Hand back the entries below exactly.

[Interface dataset entries]
• • • • • • •
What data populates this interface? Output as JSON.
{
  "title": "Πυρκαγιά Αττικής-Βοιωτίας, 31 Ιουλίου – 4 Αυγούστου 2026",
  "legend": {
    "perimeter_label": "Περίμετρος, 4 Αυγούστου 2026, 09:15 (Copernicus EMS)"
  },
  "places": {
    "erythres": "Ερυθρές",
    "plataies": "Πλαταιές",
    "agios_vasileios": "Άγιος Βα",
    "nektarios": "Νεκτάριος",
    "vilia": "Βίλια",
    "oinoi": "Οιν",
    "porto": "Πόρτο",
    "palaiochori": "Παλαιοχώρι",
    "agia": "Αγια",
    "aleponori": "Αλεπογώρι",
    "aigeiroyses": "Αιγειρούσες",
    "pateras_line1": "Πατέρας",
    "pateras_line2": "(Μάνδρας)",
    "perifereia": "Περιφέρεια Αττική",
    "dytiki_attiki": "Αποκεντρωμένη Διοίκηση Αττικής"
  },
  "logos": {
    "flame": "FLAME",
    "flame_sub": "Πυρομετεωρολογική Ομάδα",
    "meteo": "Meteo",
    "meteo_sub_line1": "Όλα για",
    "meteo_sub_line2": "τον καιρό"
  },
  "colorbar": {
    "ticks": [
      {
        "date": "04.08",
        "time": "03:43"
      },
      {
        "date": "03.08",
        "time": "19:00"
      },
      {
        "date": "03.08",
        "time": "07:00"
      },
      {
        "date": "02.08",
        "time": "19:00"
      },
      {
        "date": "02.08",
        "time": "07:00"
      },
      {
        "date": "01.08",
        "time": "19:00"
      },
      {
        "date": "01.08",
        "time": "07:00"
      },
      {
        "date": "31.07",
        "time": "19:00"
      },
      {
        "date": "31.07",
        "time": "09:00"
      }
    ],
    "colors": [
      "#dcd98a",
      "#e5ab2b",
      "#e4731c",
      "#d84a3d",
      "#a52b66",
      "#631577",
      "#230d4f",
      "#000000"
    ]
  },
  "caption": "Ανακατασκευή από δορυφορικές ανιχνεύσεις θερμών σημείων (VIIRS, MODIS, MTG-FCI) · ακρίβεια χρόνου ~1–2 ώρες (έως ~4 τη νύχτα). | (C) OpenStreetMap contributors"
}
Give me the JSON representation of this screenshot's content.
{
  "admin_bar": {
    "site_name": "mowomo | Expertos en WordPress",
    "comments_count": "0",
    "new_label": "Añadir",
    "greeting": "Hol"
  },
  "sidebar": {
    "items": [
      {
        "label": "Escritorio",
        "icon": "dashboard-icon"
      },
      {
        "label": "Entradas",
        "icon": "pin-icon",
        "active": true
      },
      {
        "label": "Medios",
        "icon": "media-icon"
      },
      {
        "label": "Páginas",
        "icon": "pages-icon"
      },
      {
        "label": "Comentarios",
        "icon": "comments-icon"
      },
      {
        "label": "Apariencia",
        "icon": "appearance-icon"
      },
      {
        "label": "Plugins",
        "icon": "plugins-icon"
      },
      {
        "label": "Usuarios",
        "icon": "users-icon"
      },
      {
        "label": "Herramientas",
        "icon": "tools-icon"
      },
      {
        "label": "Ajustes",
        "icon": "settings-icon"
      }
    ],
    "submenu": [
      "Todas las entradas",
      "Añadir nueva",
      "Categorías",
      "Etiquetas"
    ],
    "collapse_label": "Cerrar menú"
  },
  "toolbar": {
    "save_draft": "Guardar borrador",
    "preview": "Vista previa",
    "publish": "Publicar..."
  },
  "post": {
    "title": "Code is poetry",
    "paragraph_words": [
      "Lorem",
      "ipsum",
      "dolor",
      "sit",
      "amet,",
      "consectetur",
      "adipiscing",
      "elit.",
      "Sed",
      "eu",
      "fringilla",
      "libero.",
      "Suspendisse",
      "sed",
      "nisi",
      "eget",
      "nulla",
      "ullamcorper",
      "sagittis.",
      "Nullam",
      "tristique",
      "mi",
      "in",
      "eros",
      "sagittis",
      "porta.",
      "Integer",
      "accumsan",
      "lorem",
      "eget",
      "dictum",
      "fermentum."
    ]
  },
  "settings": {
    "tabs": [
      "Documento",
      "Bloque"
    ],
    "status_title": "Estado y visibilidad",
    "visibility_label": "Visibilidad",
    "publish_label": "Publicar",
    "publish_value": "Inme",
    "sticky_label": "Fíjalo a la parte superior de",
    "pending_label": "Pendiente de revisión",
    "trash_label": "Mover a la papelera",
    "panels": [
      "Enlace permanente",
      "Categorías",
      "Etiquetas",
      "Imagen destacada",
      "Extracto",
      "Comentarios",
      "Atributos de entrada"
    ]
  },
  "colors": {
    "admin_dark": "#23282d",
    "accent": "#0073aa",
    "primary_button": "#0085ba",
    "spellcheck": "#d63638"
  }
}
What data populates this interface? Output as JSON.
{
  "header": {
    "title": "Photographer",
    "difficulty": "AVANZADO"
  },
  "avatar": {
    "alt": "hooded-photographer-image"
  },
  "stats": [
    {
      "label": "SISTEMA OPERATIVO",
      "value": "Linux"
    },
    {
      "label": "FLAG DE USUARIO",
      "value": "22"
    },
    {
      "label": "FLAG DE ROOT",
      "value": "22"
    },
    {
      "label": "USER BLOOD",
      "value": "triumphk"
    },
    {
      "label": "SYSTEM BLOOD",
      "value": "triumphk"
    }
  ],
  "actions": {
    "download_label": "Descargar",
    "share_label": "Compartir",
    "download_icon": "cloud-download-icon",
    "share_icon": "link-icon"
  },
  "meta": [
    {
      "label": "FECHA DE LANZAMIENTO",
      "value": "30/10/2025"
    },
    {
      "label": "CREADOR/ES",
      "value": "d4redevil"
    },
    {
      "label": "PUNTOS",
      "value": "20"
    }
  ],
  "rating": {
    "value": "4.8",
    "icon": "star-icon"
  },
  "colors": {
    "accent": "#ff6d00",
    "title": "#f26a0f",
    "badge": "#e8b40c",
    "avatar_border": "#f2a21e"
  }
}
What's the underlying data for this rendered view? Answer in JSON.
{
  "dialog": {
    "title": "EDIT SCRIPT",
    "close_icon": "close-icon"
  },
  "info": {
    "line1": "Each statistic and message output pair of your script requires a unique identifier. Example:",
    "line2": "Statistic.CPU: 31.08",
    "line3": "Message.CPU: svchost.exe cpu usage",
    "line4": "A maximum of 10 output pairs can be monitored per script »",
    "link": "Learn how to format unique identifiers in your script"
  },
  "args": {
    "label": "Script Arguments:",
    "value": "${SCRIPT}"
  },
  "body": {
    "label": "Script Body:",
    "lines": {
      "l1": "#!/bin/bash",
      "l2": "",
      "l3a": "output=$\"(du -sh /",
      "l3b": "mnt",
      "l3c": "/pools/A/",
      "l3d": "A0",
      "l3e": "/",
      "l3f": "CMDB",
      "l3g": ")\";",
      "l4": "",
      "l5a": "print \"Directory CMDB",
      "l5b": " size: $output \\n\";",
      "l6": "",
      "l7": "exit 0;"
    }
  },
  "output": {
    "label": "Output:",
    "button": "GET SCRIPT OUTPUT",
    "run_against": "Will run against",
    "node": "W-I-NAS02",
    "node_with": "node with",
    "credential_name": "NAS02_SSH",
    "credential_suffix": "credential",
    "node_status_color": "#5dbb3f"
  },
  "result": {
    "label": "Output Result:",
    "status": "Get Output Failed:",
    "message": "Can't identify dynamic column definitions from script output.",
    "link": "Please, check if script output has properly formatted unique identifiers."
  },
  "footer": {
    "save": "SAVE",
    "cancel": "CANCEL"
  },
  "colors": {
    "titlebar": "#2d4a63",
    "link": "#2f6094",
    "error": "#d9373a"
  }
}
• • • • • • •
Answer area:
What data populates this interface? Output as JSON.
{
  "title": "Πυρκαγιά Αττικής-Βοιωτίας, 31 Ιουλίου – 4 Αυγούστου 2026",
  "legend": {
    "perimeter_label": "Περίμετρος, 4 Αυγούστου 2026, 09:15 (Copernicus EMS)"
  },
  "places": {
    "erythres": "Ερυθρές",
    "plataies": "Πλαταιές",
    "agios_vasileios": "Άγιος Βα",
    "nektarios": "Νεκτάριος",
    "vilia": "Βίλια",
    "oinoi": "Οιν",
    "porto": "Πόρτο",
    "palaiochori": "Παλαιοχώρι",
    "agia": "Αγια",
    "aleponori": "Αλεπογώρι",
    "aigeiroyses": "Αιγειρούσες",
    "pateras_line1": "Πατέρας",
    "pateras_line2": "(Μάνδρας)",
    "perifereia": "Περιφέρεια Αττική",
    "dytiki_attiki": "Αποκεντρωμένη Διοίκηση Αττικής"
  },
  "logos": {
    "flame": "FLAME",
    "flame_sub": "Πυρομετεωρολογική Ομάδα",
    "meteo": "Meteo",
    "meteo_sub_line1": "Όλα για",
    "meteo_sub_line2": "τον καιρό"
  },
  "colorbar": {
    "ticks": [
      {
        "date": "04.08",
        "time": "03:43"
      },
      {
        "date": "03.08",
        "time": "19:00"
      },
      {
        "date": "03.08",
        "time": "07:00"
      },
      {
        "date": "02.08",
        "time": "19:00"
      },
      {
        "date": "02.08",
        "time": "07:00"
      },
      {
        "date": "01.08",
        "time": "19:00"
      },
      {
        "date": "01.08",
        "time": "07:00"
      },
      {
        "date": "31.07",
        "time": "19:00"
      },
      {
        "date": "31.07",
        "time": "09:00"
      }
    ],
    "colors": [
      "#dcd98a",
      "#e5ab2b",
      "#e4731c",
      "#d84a3d",
      "#a52b66",
      "#631577",
      "#230d4f",
      "#000000"
    ]
  },
  "caption": "Ανακατασκευή από δορυφορικές ανιχνεύσεις θερμών σημείων (VIIRS, MODIS, MTG-FCI) · ακρίβεια χρόνου ~1–2 ώρες (έως ~4 τη νύχτα). | (C) OpenStreetMap contributors"
}
Give me the JSON representation of this screenshot's content.
{
  "admin_bar": {
    "site_name": "mowomo | Expertos en WordPress",
    "comments_count": "0",
    "new_label": "Añadir",
    "greeting": "Hol"
  },
  "sidebar": {
    "items": [
      {
        "label": "Escritorio",
        "icon": "dashboard-icon"
      },
      {
        "label": "Entradas",
        "icon": "pin-icon",
        "active": true
      },
      {
        "label": "Medios",
        "icon": "media-icon"
      },
      {
        "label": "Páginas",
        "icon": "pages-icon"
      },
      {
        "label": "Comentarios",
        "icon": "comments-icon"
      },
      {
        "label": "Apariencia",
        "icon": "appearance-icon"
      },
      {
        "label": "Plugins",
        "icon": "plugins-icon"
      },
      {
        "label": "Usuarios",
        "icon": "users-icon"
      },
      {
        "label": "Herramientas",
        "icon": "tools-icon"
      },
      {
        "label": "Ajustes",
        "icon": "settings-icon"
      }
    ],
    "submenu": [
      "Todas las entradas",
      "Añadir nueva",
      "Categorías",
      "Etiquetas"
    ],
    "collapse_label": "Cerrar menú"
  },
  "toolbar": {
    "save_draft": "Guardar borrador",
    "preview": "Vista previa",
    "publish": "Publicar..."
  },
  "post": {
    "title": "Code is poetry",
    "paragraph_words": [
      "Lorem",
      "ipsum",
      "dolor",
      "sit",
      "amet,",
      "consectetur",
      "adipiscing",
      "elit.",
      "Sed",
      "eu",
      "fringilla",
      "libero.",
      "Suspendisse",
      "sed",
      "nisi",
      "eget",
      "nulla",
      "ullamcorper",
      "sagittis.",
      "Nullam",
      "tristique",
      "mi",
      "in",
      "eros",
      "sagittis",
      "porta.",
      "Integer",
      "accumsan",
      "lorem",
      "eget",
      "dictum",
      "fermentum."
    ]
  },
  "settings": {
    "tabs": [
      "Documento",
      "Bloque"
    ],
    "status_title": "Estado y visibilidad",
    "visibility_label": "Visibilidad",
    "publish_label": "Publicar",
    "publish_value": "Inme",
    "sticky_label": "Fíjalo a la parte superior de",
    "pending_label": "Pendiente de revisión",
    "trash_label": "Mover a la papelera",
    "panels": [
      "Enlace permanente",
      "Categorías",
      "Etiquetas",
      "Imagen destacada",
      "Extracto",
      "Comentarios",
      "Atributos de entrada"
    ]
  },
  "colors": {
    "admin_dark": "#23282d",
    "accent": "#0073aa",
    "primary_button": "#0085ba",
    "spellcheck": "#d63638"
  }
}
What data populates this interface? Output as JSON.
{
  "header": {
    "title": "Photographer",
    "difficulty": "AVANZADO"
  },
  "avatar": {
    "alt": "hooded-photographer-image"
  },
  "stats": [
    {
      "label": "SISTEMA OPERATIVO",
      "value": "Linux"
    },
    {
      "label": "FLAG DE USUARIO",
      "value": "22"
    },
    {
      "label": "FLAG DE ROOT",
      "value": "22"
    },
    {
      "label": "USER BLOOD",
      "value": "triumphk"
    },
    {
      "label": "SYSTEM BLOOD",
      "value": "triumphk"
    }
  ],
  "actions": {
    "download_label": "Descargar",
    "share_label": "Compartir",
    "download_icon": "cloud-download-icon",
    "share_icon": "link-icon"
  },
  "meta": [
    {
      "label": "FECHA DE LANZAMIENTO",
      "value": "30/10/2025"
    },
    {
      "label": "CREADOR/ES",
      "value": "d4redevil"
    },
    {
      "label": "PUNTOS",
      "value": "20"
    }
  ],
  "rating": {
    "value": "4.8",
    "icon": "star-icon"
  },
  "colors": {
    "accent": "#ff6d00",
    "title": "#f26a0f",
    "badge": "#e8b40c",
    "avatar_border": "#f2a21e"
  }
}
What's the underlying data for this rendered view? Answer in JSON.
{
  "dialog": {
    "title": "EDIT SCRIPT",
    "close_icon": "close-icon"
  },
  "info": {
    "line1": "Each statistic and message output pair of your script requires a unique identifier. Example:",
    "line2": "Statistic.CPU: 31.08",
    "line3": "Message.CPU: svchost.exe cpu usage",
    "line4": "A maximum of 10 output pairs can be monitored per script »",
    "link": "Learn how to format unique identifiers in your script"
  },
  "args": {
    "label": "Script Arguments:",
    "value": "${SCRIPT}"
  },
  "body": {
    "label": "Script Body:",
    "lines": {
      "l1": "#!/bin/bash",
      "l2": "",
      "l3a": "output=$\"(du -sh /",
      "l3b": "mnt",
      "l3c": "/pools/A/",
      "l3d": "A0",
      "l3e": "/",
      "l3f": "CMDB",
      "l3g": ")\";",
      "l4": "",
      "l5a": "print \"Directory CMDB",
      "l5b": " size: $output \\n\";",
      "l6": "",
      "l7": "exit 0;"
    }
  },
  "output": {
    "label": "Output:",
    "button": "GET SCRIPT OUTPUT",
    "run_against": "Will run against",
    "node": "W-I-NAS02",
    "node_with": "node with",
    "credential_name": "NAS02_SSH",
    "credential_suffix": "credential",
    "node_status_color": "#5dbb3f"
  },
  "result": {
    "label": "Output Result:",
    "status": "Get Output Failed:",
    "message": "Can't identify dynamic column definitions from script output.",
    "link": "Please, check if script output has properly formatted unique identifiers."
  },
  "footer": {
    "save": "SAVE",
    "cancel": "CANCEL"
  },
  "colors": {
    "titlebar": "#2d4a63",
    "link": "#2f6094",
    "error": "#d9373a"
  }
}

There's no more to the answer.